Extracted records START

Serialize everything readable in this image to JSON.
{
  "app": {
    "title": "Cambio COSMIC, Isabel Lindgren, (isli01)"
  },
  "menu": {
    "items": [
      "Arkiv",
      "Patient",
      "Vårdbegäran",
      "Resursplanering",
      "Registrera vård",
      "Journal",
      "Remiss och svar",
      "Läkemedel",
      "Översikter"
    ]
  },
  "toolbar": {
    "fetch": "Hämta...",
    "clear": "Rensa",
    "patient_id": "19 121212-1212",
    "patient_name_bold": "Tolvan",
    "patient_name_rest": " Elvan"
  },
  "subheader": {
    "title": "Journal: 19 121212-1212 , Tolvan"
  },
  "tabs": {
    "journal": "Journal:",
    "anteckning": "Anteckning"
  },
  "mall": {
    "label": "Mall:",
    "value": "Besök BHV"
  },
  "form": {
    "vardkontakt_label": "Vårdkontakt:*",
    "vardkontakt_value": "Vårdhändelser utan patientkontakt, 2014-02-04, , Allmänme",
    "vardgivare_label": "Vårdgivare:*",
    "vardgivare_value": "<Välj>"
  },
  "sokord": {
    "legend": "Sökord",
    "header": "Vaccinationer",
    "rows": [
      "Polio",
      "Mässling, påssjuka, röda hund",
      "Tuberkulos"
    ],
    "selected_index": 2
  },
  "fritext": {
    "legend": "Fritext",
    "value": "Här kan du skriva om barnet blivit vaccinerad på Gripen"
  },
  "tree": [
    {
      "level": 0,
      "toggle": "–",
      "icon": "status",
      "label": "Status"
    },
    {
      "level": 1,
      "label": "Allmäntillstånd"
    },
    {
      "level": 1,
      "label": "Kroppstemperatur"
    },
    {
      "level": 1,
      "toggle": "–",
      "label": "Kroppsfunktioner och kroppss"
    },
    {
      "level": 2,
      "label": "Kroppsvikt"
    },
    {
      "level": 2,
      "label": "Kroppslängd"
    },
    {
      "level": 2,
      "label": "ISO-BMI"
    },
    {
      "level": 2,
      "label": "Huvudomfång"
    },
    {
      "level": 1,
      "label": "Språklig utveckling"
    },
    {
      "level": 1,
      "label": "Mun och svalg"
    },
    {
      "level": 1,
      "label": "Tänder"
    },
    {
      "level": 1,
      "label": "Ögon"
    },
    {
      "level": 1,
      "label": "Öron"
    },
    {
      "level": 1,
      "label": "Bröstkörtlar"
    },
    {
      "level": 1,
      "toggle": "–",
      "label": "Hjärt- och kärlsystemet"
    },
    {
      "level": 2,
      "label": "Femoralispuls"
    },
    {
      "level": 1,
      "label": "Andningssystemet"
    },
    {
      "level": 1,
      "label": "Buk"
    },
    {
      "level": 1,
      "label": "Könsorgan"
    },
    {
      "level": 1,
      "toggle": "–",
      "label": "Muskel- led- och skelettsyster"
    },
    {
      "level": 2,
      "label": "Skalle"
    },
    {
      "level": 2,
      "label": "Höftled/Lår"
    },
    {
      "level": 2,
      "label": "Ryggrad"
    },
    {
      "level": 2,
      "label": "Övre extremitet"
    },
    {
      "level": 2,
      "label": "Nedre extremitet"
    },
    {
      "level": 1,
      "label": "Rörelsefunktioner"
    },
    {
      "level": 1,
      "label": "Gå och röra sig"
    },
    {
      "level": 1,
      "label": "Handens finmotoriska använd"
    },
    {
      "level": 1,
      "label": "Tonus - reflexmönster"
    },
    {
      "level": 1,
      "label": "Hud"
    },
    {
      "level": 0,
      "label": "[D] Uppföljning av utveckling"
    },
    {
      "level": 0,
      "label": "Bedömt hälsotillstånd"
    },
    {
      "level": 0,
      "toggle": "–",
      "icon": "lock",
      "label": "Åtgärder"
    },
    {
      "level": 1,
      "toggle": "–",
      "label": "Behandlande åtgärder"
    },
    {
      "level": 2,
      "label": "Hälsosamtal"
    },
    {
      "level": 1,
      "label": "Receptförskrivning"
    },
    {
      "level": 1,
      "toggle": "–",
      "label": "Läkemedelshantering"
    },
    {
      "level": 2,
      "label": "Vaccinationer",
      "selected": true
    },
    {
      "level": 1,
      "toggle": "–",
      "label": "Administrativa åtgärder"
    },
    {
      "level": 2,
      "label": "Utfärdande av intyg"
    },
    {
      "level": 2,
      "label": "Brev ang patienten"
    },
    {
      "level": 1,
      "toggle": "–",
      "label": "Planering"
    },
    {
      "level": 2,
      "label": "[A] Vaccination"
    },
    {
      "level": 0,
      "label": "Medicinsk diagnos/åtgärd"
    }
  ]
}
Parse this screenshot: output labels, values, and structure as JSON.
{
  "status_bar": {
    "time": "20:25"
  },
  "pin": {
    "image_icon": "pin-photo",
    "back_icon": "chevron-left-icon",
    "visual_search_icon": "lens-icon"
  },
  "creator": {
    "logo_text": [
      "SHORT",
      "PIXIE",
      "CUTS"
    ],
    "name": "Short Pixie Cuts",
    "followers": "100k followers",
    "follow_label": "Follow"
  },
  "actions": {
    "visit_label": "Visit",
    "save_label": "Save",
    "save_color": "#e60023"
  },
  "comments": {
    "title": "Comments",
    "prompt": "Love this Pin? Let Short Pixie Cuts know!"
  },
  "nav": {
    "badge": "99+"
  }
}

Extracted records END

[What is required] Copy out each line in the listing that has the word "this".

[Solution]
Serialize everything readable in this image to JSON.
Parse this screenshot: output labels, values, and structure as JSON.
    "prompt": "Love this Pin? Let Short Pixie Cuts know!"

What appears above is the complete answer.